Granted, the context is different in important respects. President Dwight Eisenhower was implementing the containment doctrine against the Soviets, in a bipolar world of competition between two superpowers over spheres of influence. Obama, in contrast, while not a classic isolationist seeks to reduce America’s influence and abandon the global policeman role that had fallen to the United States in a one-superpower world. Nevertheless, at the local level, in our region, the similarities are glaring.

Eisenhower sought to bring the Arab radicals of his day, Egyptian President Gamal Abdel Nasser above all, closer to the NATO bloc through massive U.S. aid to build the Aswan Dam. But Nasser understood the advantages he could reap from the rivalry between the blocs, and instead of returning the Americans’ love, he challenged them: First he recognized the People’s Republic of China, and then he nationalized the Suez Canal.

England and France responded aggressively, forcibly retaking the canal in cooperation with Israel (which sought to remove the threat posed to it by the Egyptian-Czech arms deal). But Eisenhower still thought he could placate Nasser. He did so by publicly humiliating his NATO allies and forcing them to turn tail, with help from the Soviets.

He thereby hoped to sever America from the legacy of colonialism and offer Egypt friendship. But Nasser once again saw weakness where the United States had hoped he would see America had wanted him to see goodwill.

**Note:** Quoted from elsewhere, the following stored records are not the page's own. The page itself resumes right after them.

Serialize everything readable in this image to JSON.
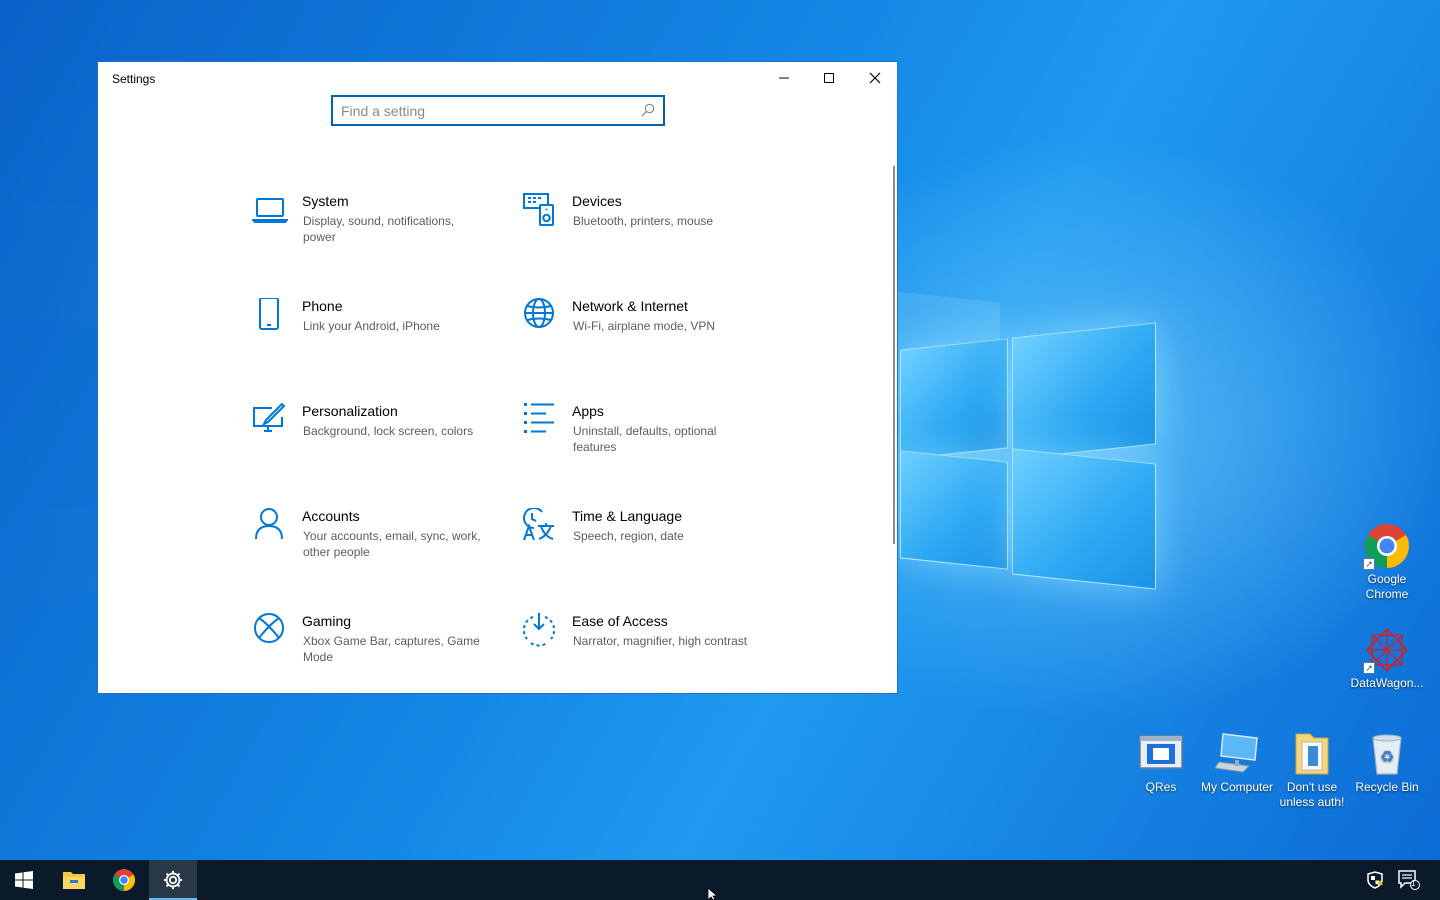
{
  "window": {
    "title": "Settings",
    "minimize_glyph": "–",
    "maximize_glyph": "☐",
    "close_glyph": "✕"
  },
  "search": {
    "placeholder": "Find a setting",
    "value": "",
    "icon": "search-icon"
  },
  "categories": [
    {
      "name": "System",
      "desc": "Display, sound, notifications, power",
      "icon": "laptop-icon"
    },
    {
      "name": "Devices",
      "desc": "Bluetooth, printers, mouse",
      "icon": "devices-icon"
    },
    {
      "name": "Phone",
      "desc": "Link your Android, iPhone",
      "icon": "phone-icon"
    },
    {
      "name": "Network & Internet",
      "desc": "Wi-Fi, airplane mode, VPN",
      "icon": "globe-icon"
    },
    {
      "name": "Personalization",
      "desc": "Background, lock screen, colors",
      "icon": "paint-icon"
    },
    {
      "name": "Apps",
      "desc": "Uninstall, defaults, optional features",
      "icon": "apps-list-icon"
    },
    {
      "name": "Accounts",
      "desc": "Your accounts, email, sync, work, other people",
      "icon": "person-icon"
    },
    {
      "name": "Time & Language",
      "desc": "Speech, region, date",
      "icon": "time-language-icon"
    },
    {
      "name": "Gaming",
      "desc": "Xbox Game Bar, captures, Game Mode",
      "icon": "xbox-icon"
    },
    {
      "name": "Ease of Access",
      "desc": "Narrator, magnifier, high contrast",
      "icon": "ease-of-access-icon"
    }
  ],
  "desktop_icons": [
    {
      "label": "Google Chrome",
      "icon": "chrome-icon"
    },
    {
      "label": "DataWagon...",
      "icon": "datawagon-icon"
    },
    {
      "label": "QRes",
      "icon": "qres-icon"
    },
    {
      "label": "My Computer",
      "icon": "computer-icon"
    },
    {
      "label": "Don't use unless auth!",
      "icon": "folder-icon"
    },
    {
      "label": "Recycle Bin",
      "icon": "recycle-bin-icon"
    }
  ],
  "taskbar": {
    "items": [
      "start-icon",
      "file-explorer-icon",
      "chrome-icon",
      "settings-gear-icon"
    ],
    "active": "settings-gear-icon",
    "notification_count": "1"
  },
  "colors": {
    "accent": "#0063b1",
    "icon_blue": "#0078d7",
    "taskbar": "#0b1a2a"
  }
}
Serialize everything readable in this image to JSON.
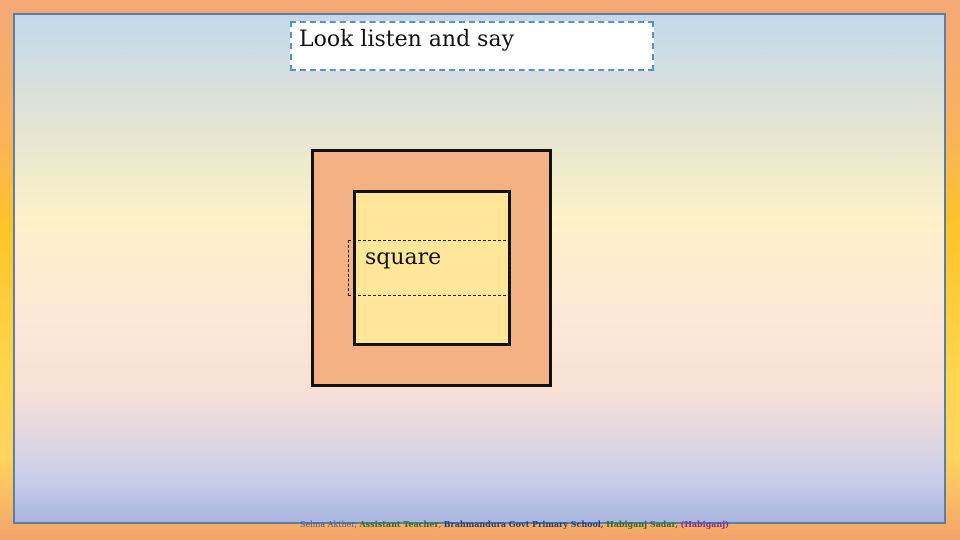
{
  "title": "Look listen and say",
  "word": "square",
  "footer": {
    "name": "Selma Akther",
    "sep1": ",",
    "role": "Assistant Teacher",
    "sep2": ",",
    "school": "Brahmandura Govt Primary School,",
    "area": "Habiganj Sadar,",
    "district": "(Habiganj)"
  },
  "colors": {
    "outer_square": "#f4b183",
    "inner_square": "#ffe699",
    "frame_border": "#5b7fa6",
    "title_border": "#5b8fc9"
  }
}
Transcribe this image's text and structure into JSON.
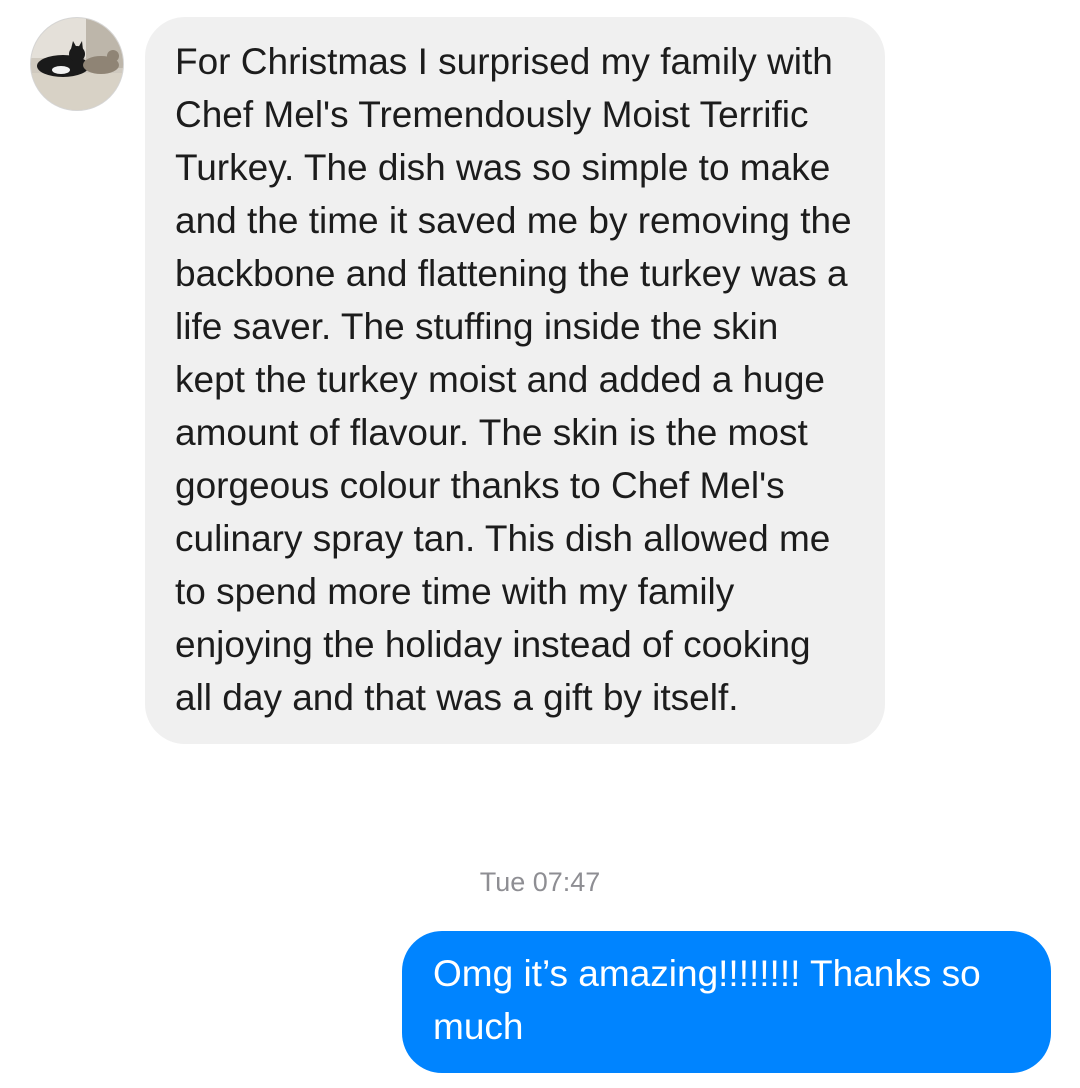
{
  "conversation": {
    "incoming": {
      "avatar_icon": "cat-avatar-icon",
      "text": "For Christmas I surprised my family with Chef Mel's Tremendously Moist Terrific Turkey. The dish was so simple to make and the time it saved me by removing the backbone and flattening the turkey was a life saver. The stuffing inside the skin kept the turkey moist and added a huge amount of flavour. The skin is the most gorgeous colour thanks to Chef Mel's culinary spray tan. This dish allowed me to spend more time with my family enjoying the holiday instead of cooking all day and that was a gift by itself."
    },
    "timestamp": "Tue 07:47",
    "outgoing": {
      "text": "Omg it’s amazing!!!!!!!! Thanks so much"
    }
  },
  "colors": {
    "incoming_bubble": "#f0f0f0",
    "outgoing_bubble": "#0084ff",
    "timestamp": "#8e8e93"
  }
}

The result was catastrophic for progressive forces in the Arab world and for the West: resurgent Arab radicalism and Soviet domination of the region for nearly two decades. This dangerous constellation held on until the Nixon administration, through a mix of finesse, flexibility and aggression (and the invaluable assistance of Nasser’s successor, Anwar Sadat), created a new system of alliances that pushed the Soviets from the region. It is this system that the Obama administration has just dismantled.

Obama sounds as if he has given up on bringing peace to the Middle East. That’s an elegant way to describe the devastation wrought by his repetition of the mistakes made in the 1950s.

When he entered office he tried, like Eisenhower before him, to appease the region’s radicals, and like Eisenhower he did so by distancing himself from his allies — in this case, Egypt, Saudi Arabia, Jordan and Israel. He began by extending his hand and ceremoniously rejecting the legacy of colonialism in his Cairo speech. He continued by opening a door to the Muslim Brotherhood, at the expense of the Mubarak regime. From there he proceeded to the nuclear deal with Iran and hesitancy in the Syrian theater: First there were red lines, then stammering and softening, and finally de facto capitulation to Russian activism.

The “lessons of Iraq” became the be-all and end-all to the administration, and the United States openly abandoned all its tools of deterrence. Muslim radicals learned an important lesson: The most violent party wins, and it’s possible to thumb one’s nose at the United States with no real fear of consequences. Iran drew similar conclusions to those of Nasser.

At the same time, Obama weakened the moderate forces and undermined the stable pillars of American policy in the region. His appeasement of the radicals didn’t yield new alliances, but it did weaken the old ones. The result is that not only has he reduced direct American involvement in the region, as perhaps he intended to do, but he has also strengthened his rivals, weakened his friends and reduced his own room for maneuver.

It will take a tough and sophisticated president to enable the United States — and moderate forces within and outside the region — to recover the strategic assets the Obama administration scattered to the winds without receiving anything in return.